• [BRIEF] Please return all of the records that follow, exactly as written.

• [RECORDS FOR PROCESSING]

- Opening Delimiter -

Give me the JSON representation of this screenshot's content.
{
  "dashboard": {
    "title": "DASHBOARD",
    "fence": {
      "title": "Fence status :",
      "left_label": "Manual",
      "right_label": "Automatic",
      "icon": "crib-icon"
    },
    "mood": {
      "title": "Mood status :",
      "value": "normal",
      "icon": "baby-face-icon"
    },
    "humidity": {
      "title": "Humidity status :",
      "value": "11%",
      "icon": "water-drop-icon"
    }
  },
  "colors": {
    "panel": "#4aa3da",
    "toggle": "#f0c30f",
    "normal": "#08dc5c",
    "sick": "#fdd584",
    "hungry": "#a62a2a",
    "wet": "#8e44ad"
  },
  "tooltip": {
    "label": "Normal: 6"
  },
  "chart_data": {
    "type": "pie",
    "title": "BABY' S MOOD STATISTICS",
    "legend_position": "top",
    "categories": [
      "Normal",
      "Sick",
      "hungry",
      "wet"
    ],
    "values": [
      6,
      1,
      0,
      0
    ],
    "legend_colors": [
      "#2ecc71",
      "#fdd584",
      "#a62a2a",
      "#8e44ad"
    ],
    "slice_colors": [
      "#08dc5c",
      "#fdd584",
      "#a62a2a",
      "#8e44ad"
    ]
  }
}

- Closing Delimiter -

• [ANSWER TO THE EXERCISE]
Give me the JSON representation of this screenshot's content.
{
  "dashboard": {
    "title": "DASHBOARD",
    "fence": {
      "title": "Fence status :",
      "left_label": "Manual",
      "right_label": "Automatic",
      "icon": "crib-icon"
    },
    "mood": {
      "title": "Mood status :",
      "value": "normal",
      "icon": "baby-face-icon"
    },
    "humidity": {
      "title": "Humidity status :",
      "value": "11%",
      "icon": "water-drop-icon"
    }
  },
  "colors": {
    "panel": "#4aa3da",
    "toggle": "#f0c30f",
    "normal": "#08dc5c",
    "sick": "#fdd584",
    "hungry": "#a62a2a",
    "wet": "#8e44ad"
  },
  "tooltip": {
    "label": "Normal: 6"
  },
  "chart_data": {
    "type": "pie",
    "title": "BABY' S MOOD STATISTICS",
    "legend_position": "top",
    "categories": [
      "Normal",
      "Sick",
      "hungry",
      "wet"
    ],
    "values": [
      6,
      1,
      0,
      0
    ],
    "legend_colors": [
      "#2ecc71",
      "#fdd584",
      "#a62a2a",
      "#8e44ad"
    ],
    "slice_colors": [
      "#08dc5c",
      "#fdd584",
      "#a62a2a",
      "#8e44ad"
    ]
  }
}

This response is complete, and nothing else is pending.